By Kirsten Bokenkamp
Texas leads the nation in the number of executions. In fact, we have executed more than 4 times as many people as any other state since the death penalty was reinstated in the 1976. If Texas were its own country it would have tied for eighth in the world (with Syria) for the number of executions in 2010. Though barely publicized, the US Supreme Court intervened twice this month to save the lives of two inmates on death row in Texas.
First, on September 15, after he had eaten his last meal, Duane Buck got news that his execution had been temporarily stayed by the Court. Buck was tried in 1997, and racist testimony by psychologist Walter Quijano suggested that his being African American would contribute to “future dangerousness” to inmates in prison, a factor that is considered before issuing a death sentence. Despite the fact that Mr. Buck’s conviction was one of six that former Texas Attorney General (and now US Senator) John Cornyn said needed to be reopened because of Mr. Quijano’s racist testimony, Gov. Perry refused to grant Buck a 30-day stay for his case to be reviewed.
Just last night the Supreme Court intervened in Texas’ death penalty system once again. The Court stopped the execution of Cleve Foster less than three hours before he was to be put to death. This is the third time the court has intervened on behalf of Mr. Foster, and it did not explain why it issued the stay.
This pattern of intervention from the highest court in the land should compel Texas to take a good look at our death penalty system.
By Frank Knaack
Associate Director of Public Policy and Advocacy
The Breaking Schools’ Rules report clearly demonstrates the need for Texas lawmakers to review and reform school discipline practices. One sensible, effective and cost effective approach is positive behavioral interventions and supports (or PBIS for short). PBIS improves individual student behavior by coordinating behavioral supports and interventions throughout the school environment. It functions as a guide for all school administrators and staff by establishing a multi-tiered system for selecting and implementing evidence-based behavioral interventions.

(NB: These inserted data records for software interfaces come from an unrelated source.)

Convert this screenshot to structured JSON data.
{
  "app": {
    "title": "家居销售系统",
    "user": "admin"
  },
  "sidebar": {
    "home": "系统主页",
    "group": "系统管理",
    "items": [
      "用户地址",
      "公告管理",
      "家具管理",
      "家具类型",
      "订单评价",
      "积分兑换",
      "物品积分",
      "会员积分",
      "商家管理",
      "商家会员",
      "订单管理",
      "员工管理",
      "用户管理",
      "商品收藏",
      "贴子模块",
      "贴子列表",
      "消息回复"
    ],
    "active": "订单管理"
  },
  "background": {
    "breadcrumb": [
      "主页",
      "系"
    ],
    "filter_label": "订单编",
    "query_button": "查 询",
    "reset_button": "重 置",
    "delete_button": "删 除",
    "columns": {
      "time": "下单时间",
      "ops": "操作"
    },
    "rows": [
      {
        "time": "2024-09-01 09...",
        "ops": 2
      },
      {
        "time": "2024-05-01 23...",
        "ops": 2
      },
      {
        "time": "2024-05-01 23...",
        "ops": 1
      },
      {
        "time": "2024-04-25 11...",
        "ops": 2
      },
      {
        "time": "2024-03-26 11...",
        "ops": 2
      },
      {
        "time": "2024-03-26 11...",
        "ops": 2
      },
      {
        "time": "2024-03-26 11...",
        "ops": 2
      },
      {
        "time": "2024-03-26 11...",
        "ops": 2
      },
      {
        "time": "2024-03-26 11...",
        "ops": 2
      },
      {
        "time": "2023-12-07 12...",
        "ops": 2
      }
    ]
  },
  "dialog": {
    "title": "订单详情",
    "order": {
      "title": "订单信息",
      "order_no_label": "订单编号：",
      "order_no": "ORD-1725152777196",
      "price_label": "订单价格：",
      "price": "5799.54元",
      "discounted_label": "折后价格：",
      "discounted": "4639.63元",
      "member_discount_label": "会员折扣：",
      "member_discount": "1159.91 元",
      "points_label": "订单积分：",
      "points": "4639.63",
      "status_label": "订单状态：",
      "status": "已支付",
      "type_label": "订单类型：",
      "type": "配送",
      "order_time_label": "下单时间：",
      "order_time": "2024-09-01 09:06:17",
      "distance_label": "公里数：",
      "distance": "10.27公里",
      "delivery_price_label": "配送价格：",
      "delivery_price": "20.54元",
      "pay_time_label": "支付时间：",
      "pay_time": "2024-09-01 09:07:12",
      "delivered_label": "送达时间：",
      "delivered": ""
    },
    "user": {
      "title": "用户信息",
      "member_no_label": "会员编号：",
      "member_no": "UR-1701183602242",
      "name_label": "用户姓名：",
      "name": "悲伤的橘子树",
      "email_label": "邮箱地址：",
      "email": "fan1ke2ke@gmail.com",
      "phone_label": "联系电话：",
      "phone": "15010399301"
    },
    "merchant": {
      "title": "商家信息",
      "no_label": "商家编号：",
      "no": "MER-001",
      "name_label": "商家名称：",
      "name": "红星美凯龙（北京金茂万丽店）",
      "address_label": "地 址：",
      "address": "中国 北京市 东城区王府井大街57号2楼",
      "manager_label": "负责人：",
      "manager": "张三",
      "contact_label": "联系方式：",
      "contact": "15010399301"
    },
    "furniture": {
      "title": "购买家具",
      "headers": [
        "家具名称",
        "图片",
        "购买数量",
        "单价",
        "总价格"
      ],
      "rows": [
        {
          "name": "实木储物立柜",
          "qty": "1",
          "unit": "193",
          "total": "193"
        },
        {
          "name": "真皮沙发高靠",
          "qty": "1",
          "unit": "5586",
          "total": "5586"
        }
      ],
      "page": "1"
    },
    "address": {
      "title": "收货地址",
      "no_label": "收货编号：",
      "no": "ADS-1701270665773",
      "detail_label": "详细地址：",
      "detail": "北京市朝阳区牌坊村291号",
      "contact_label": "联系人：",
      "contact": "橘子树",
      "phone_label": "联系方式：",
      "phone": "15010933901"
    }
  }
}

Though historically PBIS was associated with special education interventions, research has shown that it is a powerful tool for bringing school-wide reform that benefits all students. In those schools where PBIS is effectively implemented, data has shown:
o Reductions in disciplinary problems and referrals
o Increased academic achievement
o Decreased anti-social behavior, such as bullying
o Increased attendance (which has the added benefit of more money for cash-strapped districts)
Schools benefit from PBIS by fostering safer and more academically successful campuses, while students benefit from PBIS by experiencing a less punitive school climate and a reduced likelihood of being referred to the juvenile justice system.
During the 82nd Texas legislative session, our proactive efforts at the Capitol in the area of school discipline were focused on furthering evidenced-based approaches to discipline in Texas’ public schools, such as PBIS. As the evidence demonstrates, if realized these efforts would have made our students, teachers, and administrators more safe and our schools more productive.
While our efforts at the Capitol came up short during the last session, we made great progress in educating legislators and their staff about the importance of moving toward PBIS in Texas schools. We are optimistic that these necessary reforms will succeed in the 83rd session, but to succeed we also know that we will need your help! Stay tuned.